Lady Gaga's tribute to David Bowie: How did it go?(Read article summary)
At the 2016 Grammy Awards, Lady Gaga performed various songs by Bowie, including 'Space Oddity' and 'Heroes.' The singer has spoken in the past of how Bowie influenced her career.
Lady Gaga took the Grammys stage at the 2016 ceremony to perform a tribute to singer David Bowie.
Gaga’s performance included the songs “Space Oddity,” “Changes,” and “Heroes.” In addition, technology was used that allowed Gaga to imitate the makeup worn by Bowie on the cover of the album “Aladdin Sane” and project images such as an astronaut behind her, among other feats.
The singer has received mostly positive reviews for her tribute to the “Ziggy Stardust” singer.
Rolling Stone writer Brittany Spanos called the performance “astonishing,” while Boston Globe writer Ty Burr wrote that the segment was “gimmicky but heartfelt… it reminded viewers/listeners of why Bowie’s music will continue to resonate for a long time to come.” Time writer Nolan Feeney wrote, “There was perhaps no better modern pop star to pay tribute to David Bowie than Lady Gaga, as her performance at the 2016 Grammys proved.”
However, not everyone enjoyed the segment, with Jessica Gelt of the Los Angeles Times calling it “heartfelt but rushed… The result felt more like Las Vegas dinner theater revue than a solemn yet joyful shout-out to one of rock's biggest icons.”
Many writers have discussed Bowie’s continuing influence on the music industry, including Burr, who wrote, “The pop star who made a career plan out of the ongoing shedding of his celebrity skin has many, many heirs… The singer born David Jones took his cues from various sources – Warhol and Dylan, mostly – and gave them a series of fresh twists... One of those twists was conscious theatricality… Another strand, less talked about but just as influential, was Bowie’s ambition… There’s a third aspect of Bowie’s legacy, too: vulnerability.”
Artists at the Grammys ceremony honored other musicians as well, including the recently deceased Glenn Frey of the Eagles, Maurice White of Earth, Wind & Fire, and B.B. King. Lionel Richie was also present for a segment honoring his music.

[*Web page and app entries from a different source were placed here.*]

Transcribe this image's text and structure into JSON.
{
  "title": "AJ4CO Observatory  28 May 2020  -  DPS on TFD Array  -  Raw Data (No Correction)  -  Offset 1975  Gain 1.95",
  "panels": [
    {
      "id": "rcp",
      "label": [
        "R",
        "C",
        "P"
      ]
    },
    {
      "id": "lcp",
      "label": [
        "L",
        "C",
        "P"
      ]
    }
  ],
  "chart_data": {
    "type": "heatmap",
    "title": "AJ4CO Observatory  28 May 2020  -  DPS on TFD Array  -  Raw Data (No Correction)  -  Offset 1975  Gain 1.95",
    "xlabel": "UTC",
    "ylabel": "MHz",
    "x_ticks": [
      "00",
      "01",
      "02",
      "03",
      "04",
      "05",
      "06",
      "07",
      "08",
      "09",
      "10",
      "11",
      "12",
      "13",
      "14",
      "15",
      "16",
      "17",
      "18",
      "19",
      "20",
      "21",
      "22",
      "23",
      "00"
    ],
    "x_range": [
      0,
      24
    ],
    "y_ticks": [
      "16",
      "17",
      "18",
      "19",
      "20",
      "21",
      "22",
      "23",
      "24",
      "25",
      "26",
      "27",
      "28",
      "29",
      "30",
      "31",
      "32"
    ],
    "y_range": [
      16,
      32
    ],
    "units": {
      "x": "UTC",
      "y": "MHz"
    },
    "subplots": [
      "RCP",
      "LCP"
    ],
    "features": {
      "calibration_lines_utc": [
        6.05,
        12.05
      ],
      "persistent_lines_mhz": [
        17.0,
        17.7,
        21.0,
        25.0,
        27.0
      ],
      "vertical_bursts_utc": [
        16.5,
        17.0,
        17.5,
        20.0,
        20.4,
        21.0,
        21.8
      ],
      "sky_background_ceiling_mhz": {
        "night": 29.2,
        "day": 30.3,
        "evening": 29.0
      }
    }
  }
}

Guardian writer Angus Batey wrote of the effect White's group Earth, Wind & Fire had on music, "[They were] the biggest funk band of all time... While the singles stressed their pop side, the albums revealed a band of superlative jazz players, capable of switching from folk to doo-wop to Latin, and who couched everything in the argot of funk. It's little wonder they influenced other musicians: there can't have been many bands who ever truly enjoyed EWF's level of creative freedom."